▼

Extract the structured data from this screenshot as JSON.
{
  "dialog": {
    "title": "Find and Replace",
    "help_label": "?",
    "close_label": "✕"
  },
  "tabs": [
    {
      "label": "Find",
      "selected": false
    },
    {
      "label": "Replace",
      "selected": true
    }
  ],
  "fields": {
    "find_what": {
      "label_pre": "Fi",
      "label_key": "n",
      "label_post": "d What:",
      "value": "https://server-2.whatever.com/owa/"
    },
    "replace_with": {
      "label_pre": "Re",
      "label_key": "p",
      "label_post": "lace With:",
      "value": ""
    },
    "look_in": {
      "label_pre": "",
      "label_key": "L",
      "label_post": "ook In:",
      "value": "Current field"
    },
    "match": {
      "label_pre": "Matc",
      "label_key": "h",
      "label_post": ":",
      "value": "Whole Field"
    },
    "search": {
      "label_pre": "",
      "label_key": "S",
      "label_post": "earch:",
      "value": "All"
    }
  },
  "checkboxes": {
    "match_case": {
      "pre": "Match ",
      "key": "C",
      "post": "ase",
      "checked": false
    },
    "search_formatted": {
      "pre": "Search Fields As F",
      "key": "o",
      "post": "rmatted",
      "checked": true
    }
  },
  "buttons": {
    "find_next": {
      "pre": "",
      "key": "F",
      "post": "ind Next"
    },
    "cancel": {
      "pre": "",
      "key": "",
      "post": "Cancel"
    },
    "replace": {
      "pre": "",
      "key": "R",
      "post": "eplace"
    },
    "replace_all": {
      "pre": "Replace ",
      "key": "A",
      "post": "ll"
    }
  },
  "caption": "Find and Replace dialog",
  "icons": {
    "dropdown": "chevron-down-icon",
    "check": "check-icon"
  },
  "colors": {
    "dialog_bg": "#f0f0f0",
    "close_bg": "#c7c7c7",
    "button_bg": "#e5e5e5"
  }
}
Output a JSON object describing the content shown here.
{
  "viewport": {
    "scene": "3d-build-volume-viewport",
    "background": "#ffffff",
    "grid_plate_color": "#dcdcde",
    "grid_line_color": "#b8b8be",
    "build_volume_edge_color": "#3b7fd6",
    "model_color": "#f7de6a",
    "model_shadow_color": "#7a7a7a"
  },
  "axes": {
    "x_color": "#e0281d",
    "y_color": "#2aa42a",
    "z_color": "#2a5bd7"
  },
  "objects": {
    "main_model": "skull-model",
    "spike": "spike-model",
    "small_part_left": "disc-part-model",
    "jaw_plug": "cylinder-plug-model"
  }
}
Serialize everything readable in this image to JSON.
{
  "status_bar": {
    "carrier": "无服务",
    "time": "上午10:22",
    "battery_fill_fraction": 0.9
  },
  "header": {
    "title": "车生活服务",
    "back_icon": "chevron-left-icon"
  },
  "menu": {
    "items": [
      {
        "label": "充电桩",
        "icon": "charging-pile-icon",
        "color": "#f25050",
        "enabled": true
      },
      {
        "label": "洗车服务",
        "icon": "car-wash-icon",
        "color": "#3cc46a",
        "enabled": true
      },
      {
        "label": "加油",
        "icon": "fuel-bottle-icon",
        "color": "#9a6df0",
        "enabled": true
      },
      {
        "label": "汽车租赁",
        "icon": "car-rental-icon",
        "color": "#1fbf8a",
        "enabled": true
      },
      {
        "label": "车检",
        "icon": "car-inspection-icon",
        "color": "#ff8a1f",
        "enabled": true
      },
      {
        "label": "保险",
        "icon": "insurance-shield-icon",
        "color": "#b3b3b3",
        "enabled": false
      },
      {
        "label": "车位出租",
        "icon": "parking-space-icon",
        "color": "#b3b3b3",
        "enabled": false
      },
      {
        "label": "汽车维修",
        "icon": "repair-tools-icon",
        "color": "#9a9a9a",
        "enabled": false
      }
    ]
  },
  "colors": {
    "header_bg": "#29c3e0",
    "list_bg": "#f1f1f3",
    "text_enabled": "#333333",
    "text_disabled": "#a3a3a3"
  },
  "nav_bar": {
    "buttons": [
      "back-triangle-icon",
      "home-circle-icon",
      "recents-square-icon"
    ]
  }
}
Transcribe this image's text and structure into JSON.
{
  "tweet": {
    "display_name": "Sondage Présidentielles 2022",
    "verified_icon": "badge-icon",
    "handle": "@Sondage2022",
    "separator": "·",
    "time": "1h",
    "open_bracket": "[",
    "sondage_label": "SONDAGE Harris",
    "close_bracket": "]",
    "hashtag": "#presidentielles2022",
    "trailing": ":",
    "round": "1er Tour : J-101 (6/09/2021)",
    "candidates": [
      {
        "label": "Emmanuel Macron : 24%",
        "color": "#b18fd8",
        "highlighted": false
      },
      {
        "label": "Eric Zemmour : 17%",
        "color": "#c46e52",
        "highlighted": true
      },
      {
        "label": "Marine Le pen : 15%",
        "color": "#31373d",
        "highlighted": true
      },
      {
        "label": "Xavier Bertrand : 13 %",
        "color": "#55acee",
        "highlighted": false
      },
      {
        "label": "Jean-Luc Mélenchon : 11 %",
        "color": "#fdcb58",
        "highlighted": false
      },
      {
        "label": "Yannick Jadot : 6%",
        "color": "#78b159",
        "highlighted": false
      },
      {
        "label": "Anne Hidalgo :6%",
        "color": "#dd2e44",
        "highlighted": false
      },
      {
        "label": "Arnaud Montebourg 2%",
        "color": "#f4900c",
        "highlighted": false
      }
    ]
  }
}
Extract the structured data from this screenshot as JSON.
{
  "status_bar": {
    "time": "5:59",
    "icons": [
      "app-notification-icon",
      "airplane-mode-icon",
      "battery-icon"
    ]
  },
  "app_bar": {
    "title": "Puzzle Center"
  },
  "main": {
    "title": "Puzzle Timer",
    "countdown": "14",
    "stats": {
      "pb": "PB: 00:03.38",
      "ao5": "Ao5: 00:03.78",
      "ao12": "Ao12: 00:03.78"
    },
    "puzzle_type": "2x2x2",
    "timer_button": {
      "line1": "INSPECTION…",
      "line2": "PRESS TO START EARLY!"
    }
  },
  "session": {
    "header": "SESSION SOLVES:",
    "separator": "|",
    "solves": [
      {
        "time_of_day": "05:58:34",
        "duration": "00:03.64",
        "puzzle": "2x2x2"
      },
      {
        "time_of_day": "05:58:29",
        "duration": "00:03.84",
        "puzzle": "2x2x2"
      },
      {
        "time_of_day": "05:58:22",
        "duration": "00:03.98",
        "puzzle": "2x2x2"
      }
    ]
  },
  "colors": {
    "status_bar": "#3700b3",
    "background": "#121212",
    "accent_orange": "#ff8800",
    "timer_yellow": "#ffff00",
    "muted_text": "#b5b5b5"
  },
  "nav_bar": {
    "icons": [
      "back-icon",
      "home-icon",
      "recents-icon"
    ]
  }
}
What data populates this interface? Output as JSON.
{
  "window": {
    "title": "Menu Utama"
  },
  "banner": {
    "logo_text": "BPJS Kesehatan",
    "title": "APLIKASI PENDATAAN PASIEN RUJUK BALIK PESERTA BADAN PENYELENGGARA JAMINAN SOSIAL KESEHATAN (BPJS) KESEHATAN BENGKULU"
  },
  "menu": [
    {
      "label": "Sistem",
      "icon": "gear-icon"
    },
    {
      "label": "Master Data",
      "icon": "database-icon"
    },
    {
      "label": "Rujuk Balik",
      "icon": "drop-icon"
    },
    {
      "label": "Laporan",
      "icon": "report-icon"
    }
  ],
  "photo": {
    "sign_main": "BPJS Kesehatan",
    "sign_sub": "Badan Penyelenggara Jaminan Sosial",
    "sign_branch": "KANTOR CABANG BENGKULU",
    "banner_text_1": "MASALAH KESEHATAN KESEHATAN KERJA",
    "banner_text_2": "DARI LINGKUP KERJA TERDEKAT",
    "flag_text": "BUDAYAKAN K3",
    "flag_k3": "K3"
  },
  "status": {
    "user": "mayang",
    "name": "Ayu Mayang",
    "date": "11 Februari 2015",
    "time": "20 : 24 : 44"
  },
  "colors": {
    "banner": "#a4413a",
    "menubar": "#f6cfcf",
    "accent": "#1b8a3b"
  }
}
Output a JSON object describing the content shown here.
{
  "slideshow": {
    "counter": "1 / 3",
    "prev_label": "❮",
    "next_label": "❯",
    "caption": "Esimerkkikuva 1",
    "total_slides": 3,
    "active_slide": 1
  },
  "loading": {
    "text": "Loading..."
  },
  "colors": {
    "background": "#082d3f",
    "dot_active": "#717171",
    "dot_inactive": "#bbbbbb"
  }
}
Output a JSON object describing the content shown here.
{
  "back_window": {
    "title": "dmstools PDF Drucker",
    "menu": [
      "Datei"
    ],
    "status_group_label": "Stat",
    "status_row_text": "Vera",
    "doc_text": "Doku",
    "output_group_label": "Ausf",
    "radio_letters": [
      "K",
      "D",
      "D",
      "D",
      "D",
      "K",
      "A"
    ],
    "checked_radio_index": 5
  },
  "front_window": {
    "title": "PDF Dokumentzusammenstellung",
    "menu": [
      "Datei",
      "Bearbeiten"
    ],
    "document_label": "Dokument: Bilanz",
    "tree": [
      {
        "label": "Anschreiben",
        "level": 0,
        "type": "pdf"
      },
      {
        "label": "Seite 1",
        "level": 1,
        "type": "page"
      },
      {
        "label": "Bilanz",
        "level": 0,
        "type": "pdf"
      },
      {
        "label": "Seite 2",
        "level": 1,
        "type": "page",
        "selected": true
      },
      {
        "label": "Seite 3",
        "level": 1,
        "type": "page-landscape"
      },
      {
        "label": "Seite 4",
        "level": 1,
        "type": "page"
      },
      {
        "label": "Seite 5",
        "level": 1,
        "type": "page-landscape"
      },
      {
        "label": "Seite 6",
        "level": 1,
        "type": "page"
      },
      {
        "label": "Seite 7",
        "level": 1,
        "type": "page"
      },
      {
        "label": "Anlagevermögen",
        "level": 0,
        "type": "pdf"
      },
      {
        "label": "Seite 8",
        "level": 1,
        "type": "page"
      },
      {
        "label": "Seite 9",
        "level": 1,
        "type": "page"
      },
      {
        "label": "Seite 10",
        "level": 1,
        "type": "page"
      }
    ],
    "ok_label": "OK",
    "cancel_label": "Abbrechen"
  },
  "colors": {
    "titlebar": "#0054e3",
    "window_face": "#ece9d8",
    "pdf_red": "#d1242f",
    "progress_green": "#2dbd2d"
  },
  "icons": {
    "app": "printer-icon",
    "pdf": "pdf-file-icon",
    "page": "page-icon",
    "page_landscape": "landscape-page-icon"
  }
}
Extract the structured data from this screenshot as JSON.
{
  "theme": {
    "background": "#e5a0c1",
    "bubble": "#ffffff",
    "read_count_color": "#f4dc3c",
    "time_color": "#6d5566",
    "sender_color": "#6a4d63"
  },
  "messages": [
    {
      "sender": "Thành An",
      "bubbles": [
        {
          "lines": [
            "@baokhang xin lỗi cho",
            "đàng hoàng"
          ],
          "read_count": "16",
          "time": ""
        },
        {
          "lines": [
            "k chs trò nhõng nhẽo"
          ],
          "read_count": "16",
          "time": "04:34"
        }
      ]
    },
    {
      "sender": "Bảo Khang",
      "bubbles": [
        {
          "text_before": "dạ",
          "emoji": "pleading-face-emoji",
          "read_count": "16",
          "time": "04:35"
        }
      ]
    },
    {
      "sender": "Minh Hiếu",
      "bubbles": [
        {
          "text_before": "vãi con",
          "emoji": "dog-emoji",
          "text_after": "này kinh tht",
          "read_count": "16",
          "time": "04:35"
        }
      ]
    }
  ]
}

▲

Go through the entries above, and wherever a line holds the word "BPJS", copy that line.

    "logo_text": "BPJS Kesehatan",
    "title": "APLIKASI PENDATAAN PASIEN RUJUK BALIK PESERTA BADAN PENYELENGGARA JAMINAN SOSIAL KESEHATAN (BPJS) KESEHATAN BENGKULU"
    "sign_main": "BPJS Kesehatan",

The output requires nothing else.